Tiddas: Sydney Festival Blak Out

Natasha Ciesielski
17th Jan 2024

Tiddas opens with the cast making their way to the stage carrying books, wine and a plate of sandwiches, chatting amongst themselves. It is a warm start setting the tone for a play about sisterhood.

Set in Bris-Vegas, Tiddas is the work of Indigenous author Anita Heiss, who has adapted her much-loved book to a screen-play. Heiss is an award-winning author of 24 books including her novel, Bila Yarrudhanggalangdhuray, which won the 2022 NSW Premier’s Indigenous Writer’s Prize.

Tidda is the Aboriginal word for sisters, and is colloquially used to refer to their female friends. It’s an apt title for the story of five childhood friends (three Indigenous and two white women) approaching 40, sharing the ups and downs of their lives during their book club meetings. Their chosen book leads to some awkward but frank conversations veering from abortion to in-fertility, careers to family. The sorts of conversations that ‘sisters and friends’ generally discuss.

Heiss has done a brilliant job providing rich characters full of personality and life. Ellen (played by Perry Mooney) is the sexually promiscuous single-gal, sharp in her delivery with witty one-liners, referring to cremations as barbecues and proudly shares her reno-dating (dating for the purpose of utilising her bed-friends trade skills) stories with the group.

Each month the women get together to discuss a book, although the chosen books tend to focus on Blak stories much to the chagrin of the writer of the group, Nadine. At the start of the play Nadine comes across as the successful white woman author, happily married to an Aboriginal man. As the play develops, Nadine becomes bitter and angry and it’s here the play becomes really interesting exploring alcoholism and interracial relationship differences. Louise Brehmer (who performed the role first at Brisbane’s La Boite Theatre in 2022) is powerful in this role, noting it was the challenge to play an alcoholic that appealed to her.

Each of the characters must battle with life’s challenges. Anna McMahon (playing Veronica) evolves from a loving mother betrayed by her husband, to a woman trying to find herself. Beautifully described by McMahon: “(Veronica) is a bird with a broken wing who by the end finds she can fly”.

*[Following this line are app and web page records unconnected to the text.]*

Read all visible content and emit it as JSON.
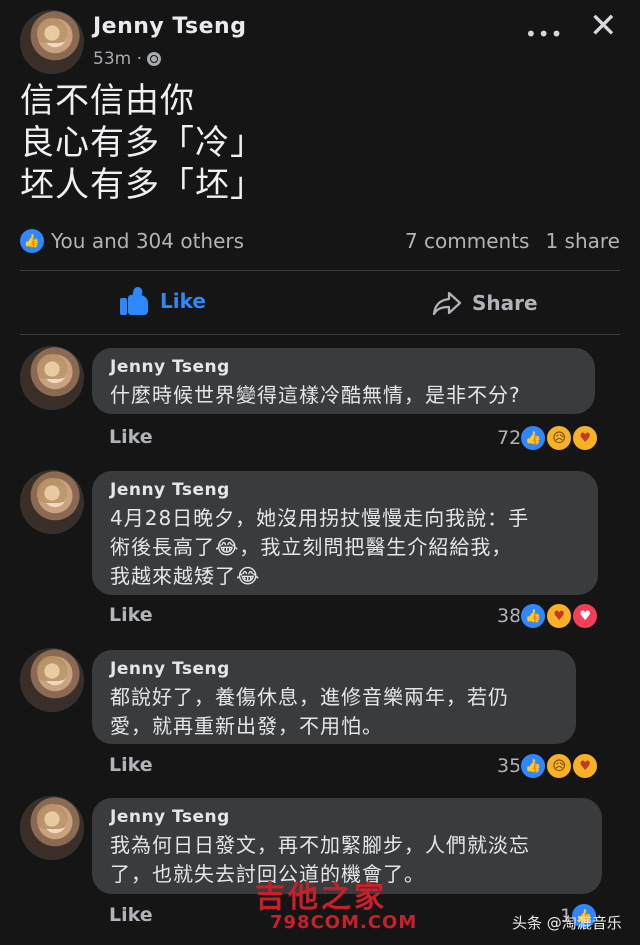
{
  "post": {
    "author": "Jenny  Tseng",
    "time": "53m ·",
    "lines": [
      "信不信由你",
      "良心有多「冷」",
      "坯人有多「坯」"
    ],
    "reactions_text": "You and 304 others",
    "comments_count": "7 comments",
    "shares_count": "1 share"
  },
  "actions": {
    "like_label": "Like",
    "share_label": "Share"
  },
  "comments": [
    {
      "author": "Jenny  Tseng",
      "lines": [
        "什麼時候世界變得這樣冷酷無情，是非不分?"
      ],
      "like_label": "Like",
      "count": "72",
      "reactions": [
        "like-icon",
        "sad-icon",
        "care-icon"
      ]
    },
    {
      "author": "Jenny  Tseng",
      "lines": [
        "4月28日晚夕，她沒用拐扙慢慢走向我說：手",
        "術後長高了😂，我立刻問把醫生介紹給我，",
        "我越來越矮了😂"
      ],
      "like_label": "Like",
      "count": "38",
      "reactions": [
        "like-icon",
        "care-icon",
        "love-icon"
      ]
    },
    {
      "author": "Jenny  Tseng",
      "lines": [
        "都說好了，養傷休息，進修音樂兩年，若仍",
        "愛，就再重新出發，不用怕。"
      ],
      "like_label": "Like",
      "count": "35",
      "reactions": [
        "like-icon",
        "sad-icon",
        "care-icon"
      ]
    },
    {
      "author": "Jenny  Tseng",
      "lines": [
        "我為何日日發文，再不加緊腳步，人們就淡忘",
        "了，也就失去討回公道的機會了。"
      ],
      "like_label": "Like",
      "count": "1",
      "reactions": [
        "like-icon"
      ]
    }
  ],
  "watermark": {
    "brand": "吉他之家",
    "url": "798COM.COM",
    "source": "头条 @淘漉音乐"
  },
  "colors": {
    "background": "#151515",
    "bubble": "#3a3b3c",
    "accent": "#2d88ff"
  }
}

Xanthe (Jade Lomas-Ronan) is desperate to be a mother, while Izzy (Lara Croydon) faces the decision of career versus motherhood.

Rounding out the cast is Sean Dow playing all five male parts and Roxanne McDonald as Grandma/Mum. McDonald is also Co-Director for Tiddas, along with Nadine McDonald-Dowd.

Grappling with the big issues, Tiddas also attempts to tackle the White/Blak divide in Australia, bringing the conversation to present day, questioning one of the women: “did you even vote yes?” A proud social activist Heiss encourages the audience to confront their views of Aboriginal stereotypes, cultural identity and flips the narrative noting: “We (Aboriginal people) don’t have the monopoly on dysfunction.”

Book lovers will swoon at Zoie Rouse’s set design of one giant floor to ceiling bookshelf filled with books and decorative objects. Rouse has also done a great job dressing the actors in clothing suitably reflecting each character’s personality.

I did feel there were too many short scenes sweeping through issues deserving of more depth. Perhaps the result of attempting to work a 350-page book into a 90-minute screenplay? However, this is a fabulous, fun and thought-provoking story with a cast of talented performers. Gather your Tiddas, your girlfriends, your sisters and go see this play. Four and a half stars.

Tiddas, part of Sydney Festival’s 2024 Blak Out program is playing now at Belvoir Theatre until 28 January. 

For tickets visit》 belvoir.com.au/productions/tiddas/